[Exercise description] If a line of the data below contains the string "arrow", copy it into your answer.

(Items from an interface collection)
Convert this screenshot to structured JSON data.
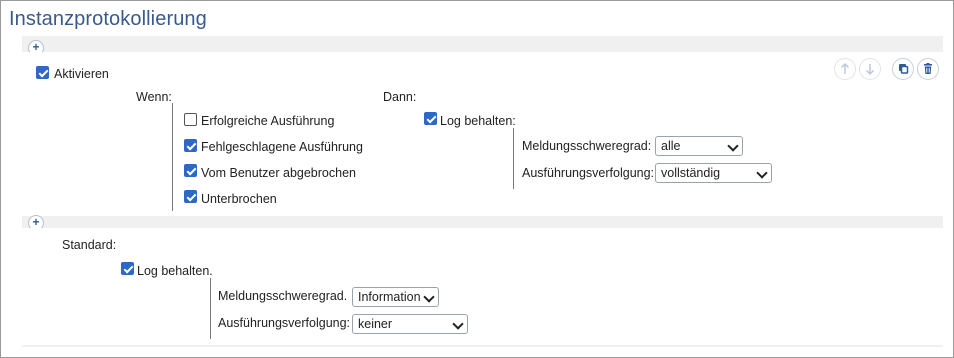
{
  "page": {
    "title": "Instanzprotokollierung"
  },
  "rule": {
    "enable_label": "Aktivieren",
    "enable_checked": true,
    "when_label": "Wenn:",
    "then_label": "Dann:",
    "conditions": [
      {
        "label": "Erfolgreiche Ausführung",
        "checked": false
      },
      {
        "label": "Fehlgeschlagene Ausführung",
        "checked": true
      },
      {
        "label": "Vom Benutzer abgebrochen",
        "checked": true
      },
      {
        "label": "Unterbrochen",
        "checked": true
      }
    ],
    "keep_log_label": "Log behalten:",
    "keep_log_checked": true,
    "severity_label": "Meldungsschweregrad:",
    "severity_value": "alle",
    "trace_label": "Ausführungsverfolgung:",
    "trace_value": "vollständig"
  },
  "toolbar": {
    "icons": [
      "arrow-up-icon",
      "arrow-down-icon",
      "duplicate-icon",
      "delete-icon"
    ]
  },
  "default": {
    "label": "Standard:",
    "keep_log_label": "Log behalten.",
    "keep_log_checked": true,
    "severity_label": "Meldungsschweregrad.",
    "severity_value": "Information",
    "trace_label": "Ausführungsverfolgung:",
    "trace_value": "keiner"
  },
  "colors": {
    "title": "#3a5a8c",
    "accent": "#2f67c4",
    "panel_bg": "#f0f0f0"
  }
}
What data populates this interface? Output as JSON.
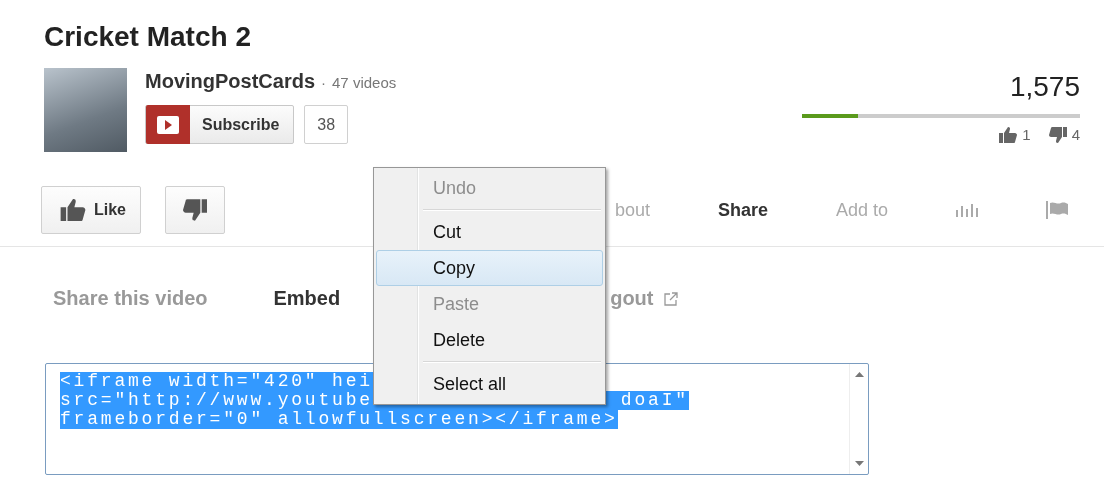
{
  "video": {
    "title": "Cricket Match 2"
  },
  "channel": {
    "name": "MovingPostCards",
    "separator": "·",
    "video_count": "47 videos",
    "subscribe_label": "Subscribe",
    "subscriber_count": "38"
  },
  "stats": {
    "views": "1,575",
    "level": 0.2,
    "likes": "1",
    "dislikes": "4"
  },
  "actions": {
    "like_label": "Like"
  },
  "tabs": [
    {
      "kind": "text",
      "label": "bout",
      "selected": false
    },
    {
      "kind": "text",
      "label": "Share",
      "selected": true
    },
    {
      "kind": "text",
      "label": "Add to",
      "selected": false
    },
    {
      "kind": "stats",
      "selected": false
    },
    {
      "kind": "flag",
      "selected": false
    }
  ],
  "share_tabs": [
    {
      "label": "Share this video",
      "selected": false,
      "external": false
    },
    {
      "label": "Embed",
      "selected": true,
      "external": false
    },
    {
      "label": "gout",
      "selected": false,
      "external": true
    }
  ],
  "embed_code": {
    "lines": [
      {
        "parts": [
          "<iframe width=\"420\" hei"
        ]
      },
      {
        "parts": [
          "src=\"http://www.youtube",
          "doaI\""
        ]
      },
      {
        "parts": [
          "frameborder=\"0\" allowfullscreen></iframe>"
        ]
      }
    ]
  },
  "context_menu": [
    {
      "kind": "item",
      "label": "Undo",
      "disabled": true,
      "selected": false
    },
    {
      "kind": "separator"
    },
    {
      "kind": "item",
      "label": "Cut",
      "disabled": false,
      "selected": false
    },
    {
      "kind": "item",
      "label": "Copy",
      "disabled": false,
      "selected": true
    },
    {
      "kind": "item",
      "label": "Paste",
      "disabled": true,
      "selected": false
    },
    {
      "kind": "item",
      "label": "Delete",
      "disabled": false,
      "selected": false
    },
    {
      "kind": "separator"
    },
    {
      "kind": "item",
      "label": "Select all",
      "disabled": false,
      "selected": false
    }
  ]
}
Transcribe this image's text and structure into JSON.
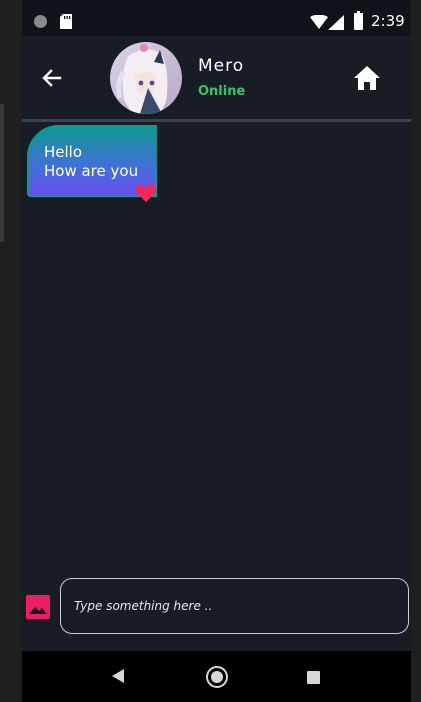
{
  "status_bar": {
    "time": "2:39",
    "icons": [
      "record-dot-icon",
      "sd-card-icon",
      "wifi-icon",
      "signal-icon",
      "battery-icon"
    ]
  },
  "header": {
    "contact_name": "Mero",
    "contact_status": "Online",
    "status_color": "#35c56a",
    "back_icon": "arrow-left-icon",
    "home_icon": "home-icon"
  },
  "messages": [
    {
      "lines": [
        "Hello",
        "How are you"
      ],
      "reaction": "heart-icon",
      "reaction_color": "#f0285a"
    }
  ],
  "composer": {
    "placeholder": "Type something here ..",
    "value": "",
    "attach_icon": "image-icon",
    "attach_color": "#e91e63"
  },
  "nav_bar": {
    "icons": [
      "nav-back-icon",
      "nav-home-icon",
      "nav-recents-icon"
    ]
  },
  "colors": {
    "background": "#171c25",
    "status_bar": "#0f141a",
    "bubble_top": "#0e9a8d",
    "bubble_bottom": "#6a4cf0"
  }
}
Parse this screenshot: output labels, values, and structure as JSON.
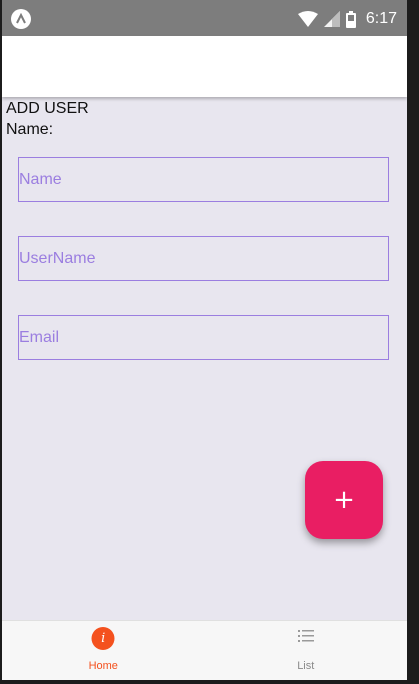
{
  "status_bar": {
    "time": "6:17",
    "icons": [
      "app-notification-icon",
      "wifi-icon",
      "signal-icon",
      "battery-icon"
    ]
  },
  "page": {
    "title": "ADD USER",
    "name_label": "Name:"
  },
  "form": {
    "name_placeholder": "Name",
    "username_placeholder": "UserName",
    "email_placeholder": "Email",
    "accent_color": "#9b7ee0"
  },
  "fab": {
    "label": "+",
    "color": "#e91e63"
  },
  "tabs": [
    {
      "label": "Home",
      "icon": "info-icon",
      "active": true,
      "color": "#f4511e"
    },
    {
      "label": "List",
      "icon": "list-icon",
      "active": false,
      "color": "#8a8a8a"
    }
  ]
}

[Solution for this task]
      "arrow-up-icon",
      "arrow-down-icon",
    "back_icon": "arrow-left-icon",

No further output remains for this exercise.